Copy each line below containing "Aceita".

==============================

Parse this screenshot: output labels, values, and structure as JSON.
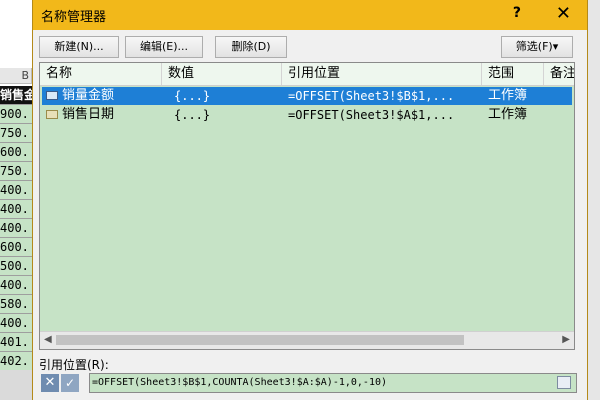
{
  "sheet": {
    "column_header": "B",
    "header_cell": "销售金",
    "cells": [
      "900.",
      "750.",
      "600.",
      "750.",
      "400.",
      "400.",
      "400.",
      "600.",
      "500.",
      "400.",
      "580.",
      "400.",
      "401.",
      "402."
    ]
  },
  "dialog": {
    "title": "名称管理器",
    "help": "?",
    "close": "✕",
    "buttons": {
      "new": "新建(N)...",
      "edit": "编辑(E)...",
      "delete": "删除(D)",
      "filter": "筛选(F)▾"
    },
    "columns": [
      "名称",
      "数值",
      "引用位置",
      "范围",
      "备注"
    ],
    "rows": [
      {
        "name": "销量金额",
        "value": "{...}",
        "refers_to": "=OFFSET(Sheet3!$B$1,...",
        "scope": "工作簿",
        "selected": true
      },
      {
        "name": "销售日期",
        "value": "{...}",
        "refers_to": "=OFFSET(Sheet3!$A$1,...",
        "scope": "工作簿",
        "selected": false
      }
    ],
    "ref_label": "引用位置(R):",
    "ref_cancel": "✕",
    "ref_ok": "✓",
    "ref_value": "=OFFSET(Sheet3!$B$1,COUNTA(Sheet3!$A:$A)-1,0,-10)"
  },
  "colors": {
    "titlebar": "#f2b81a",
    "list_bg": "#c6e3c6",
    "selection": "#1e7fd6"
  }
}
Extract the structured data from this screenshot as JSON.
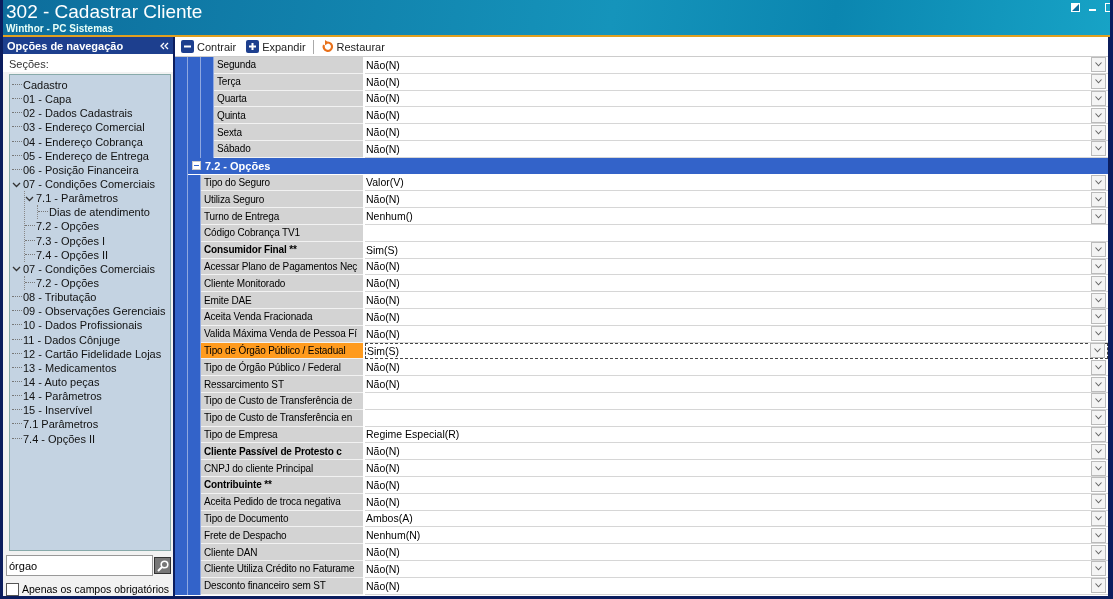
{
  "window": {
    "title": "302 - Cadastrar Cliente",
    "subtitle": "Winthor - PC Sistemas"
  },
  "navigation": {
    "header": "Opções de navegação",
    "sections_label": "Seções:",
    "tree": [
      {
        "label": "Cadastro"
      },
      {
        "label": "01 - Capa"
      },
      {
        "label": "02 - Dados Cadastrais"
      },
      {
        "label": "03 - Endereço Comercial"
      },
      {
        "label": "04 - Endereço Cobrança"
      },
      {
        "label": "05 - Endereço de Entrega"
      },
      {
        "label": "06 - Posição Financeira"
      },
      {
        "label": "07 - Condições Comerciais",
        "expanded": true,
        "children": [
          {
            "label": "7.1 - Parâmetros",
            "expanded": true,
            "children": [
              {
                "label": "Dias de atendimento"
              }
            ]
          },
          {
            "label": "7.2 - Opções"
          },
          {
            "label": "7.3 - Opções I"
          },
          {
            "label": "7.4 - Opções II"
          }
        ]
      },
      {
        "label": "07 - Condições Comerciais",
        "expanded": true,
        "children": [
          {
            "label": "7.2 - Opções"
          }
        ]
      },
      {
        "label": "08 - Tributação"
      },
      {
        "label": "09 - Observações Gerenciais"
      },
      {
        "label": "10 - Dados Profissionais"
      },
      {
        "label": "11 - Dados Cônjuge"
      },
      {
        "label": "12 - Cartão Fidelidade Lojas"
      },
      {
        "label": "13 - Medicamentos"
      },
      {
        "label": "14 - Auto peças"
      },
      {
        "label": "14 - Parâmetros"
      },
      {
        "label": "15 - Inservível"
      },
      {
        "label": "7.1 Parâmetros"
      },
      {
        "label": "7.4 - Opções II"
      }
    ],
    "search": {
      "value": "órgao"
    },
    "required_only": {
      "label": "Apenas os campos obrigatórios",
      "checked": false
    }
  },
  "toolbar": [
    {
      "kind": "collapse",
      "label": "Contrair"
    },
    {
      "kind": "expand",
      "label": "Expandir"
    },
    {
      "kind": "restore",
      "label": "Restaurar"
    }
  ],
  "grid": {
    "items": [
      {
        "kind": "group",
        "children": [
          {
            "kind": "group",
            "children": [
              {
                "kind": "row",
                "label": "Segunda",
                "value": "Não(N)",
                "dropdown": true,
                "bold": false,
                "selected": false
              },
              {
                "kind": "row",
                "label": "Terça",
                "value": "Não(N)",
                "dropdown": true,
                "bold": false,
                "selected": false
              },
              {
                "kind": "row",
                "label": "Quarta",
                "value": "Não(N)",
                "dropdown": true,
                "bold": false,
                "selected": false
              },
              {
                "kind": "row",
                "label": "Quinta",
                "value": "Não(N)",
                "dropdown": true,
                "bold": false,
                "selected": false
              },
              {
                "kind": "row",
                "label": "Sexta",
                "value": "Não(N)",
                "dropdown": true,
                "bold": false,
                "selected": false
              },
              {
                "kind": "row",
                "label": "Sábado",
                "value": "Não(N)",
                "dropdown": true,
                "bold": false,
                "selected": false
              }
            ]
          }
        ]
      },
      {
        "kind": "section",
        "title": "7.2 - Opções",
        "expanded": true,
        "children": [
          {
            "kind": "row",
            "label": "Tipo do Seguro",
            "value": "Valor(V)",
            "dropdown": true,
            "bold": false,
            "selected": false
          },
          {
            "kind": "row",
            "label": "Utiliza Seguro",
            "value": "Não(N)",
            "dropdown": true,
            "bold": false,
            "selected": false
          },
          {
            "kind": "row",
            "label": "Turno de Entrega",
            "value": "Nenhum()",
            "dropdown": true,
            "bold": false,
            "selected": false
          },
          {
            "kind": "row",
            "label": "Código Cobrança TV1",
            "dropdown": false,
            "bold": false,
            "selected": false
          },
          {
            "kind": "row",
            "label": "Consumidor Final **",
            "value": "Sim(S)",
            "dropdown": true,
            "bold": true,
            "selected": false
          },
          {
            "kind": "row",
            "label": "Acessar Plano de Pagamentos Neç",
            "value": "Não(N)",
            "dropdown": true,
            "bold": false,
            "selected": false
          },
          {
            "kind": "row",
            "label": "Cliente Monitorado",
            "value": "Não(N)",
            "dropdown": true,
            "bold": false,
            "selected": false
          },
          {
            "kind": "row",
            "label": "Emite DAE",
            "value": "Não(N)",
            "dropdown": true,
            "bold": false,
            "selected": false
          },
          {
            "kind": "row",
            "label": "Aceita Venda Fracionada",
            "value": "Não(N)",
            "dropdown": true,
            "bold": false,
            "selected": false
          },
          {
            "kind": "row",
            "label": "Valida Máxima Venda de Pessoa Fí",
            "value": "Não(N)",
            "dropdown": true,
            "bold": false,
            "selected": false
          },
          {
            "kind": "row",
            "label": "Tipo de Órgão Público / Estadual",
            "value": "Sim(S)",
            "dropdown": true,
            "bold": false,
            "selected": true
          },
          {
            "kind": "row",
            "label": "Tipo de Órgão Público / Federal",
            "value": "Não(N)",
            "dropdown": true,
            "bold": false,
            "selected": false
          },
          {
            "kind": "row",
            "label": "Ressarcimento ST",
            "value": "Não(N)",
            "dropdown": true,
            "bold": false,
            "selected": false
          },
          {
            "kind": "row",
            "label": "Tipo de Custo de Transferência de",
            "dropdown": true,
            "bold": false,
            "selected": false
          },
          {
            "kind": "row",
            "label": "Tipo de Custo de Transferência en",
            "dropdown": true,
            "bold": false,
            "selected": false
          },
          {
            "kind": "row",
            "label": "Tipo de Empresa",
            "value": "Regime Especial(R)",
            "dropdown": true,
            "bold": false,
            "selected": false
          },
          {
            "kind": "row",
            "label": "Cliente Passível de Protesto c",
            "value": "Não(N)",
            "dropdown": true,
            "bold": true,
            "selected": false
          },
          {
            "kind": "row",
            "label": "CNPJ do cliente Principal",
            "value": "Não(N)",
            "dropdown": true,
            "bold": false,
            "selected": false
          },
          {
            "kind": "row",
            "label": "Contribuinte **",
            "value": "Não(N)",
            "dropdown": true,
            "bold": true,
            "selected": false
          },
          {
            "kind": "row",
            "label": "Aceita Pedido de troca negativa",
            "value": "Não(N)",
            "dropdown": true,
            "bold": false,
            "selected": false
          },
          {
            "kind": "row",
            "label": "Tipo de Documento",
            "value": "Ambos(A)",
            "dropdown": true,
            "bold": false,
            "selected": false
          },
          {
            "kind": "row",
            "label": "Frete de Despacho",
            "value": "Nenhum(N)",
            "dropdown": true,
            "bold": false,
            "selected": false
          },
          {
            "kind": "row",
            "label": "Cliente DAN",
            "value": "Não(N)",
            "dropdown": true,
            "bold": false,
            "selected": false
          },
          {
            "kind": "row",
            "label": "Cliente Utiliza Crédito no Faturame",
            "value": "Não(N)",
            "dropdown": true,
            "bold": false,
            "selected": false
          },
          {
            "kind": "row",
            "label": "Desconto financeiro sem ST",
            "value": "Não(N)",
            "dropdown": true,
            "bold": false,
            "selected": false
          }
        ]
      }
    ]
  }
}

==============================

## Solution for this exercise
            "label": "Aceita Venda Fracionada",
            "label": "Aceita Pedido de troca negativa",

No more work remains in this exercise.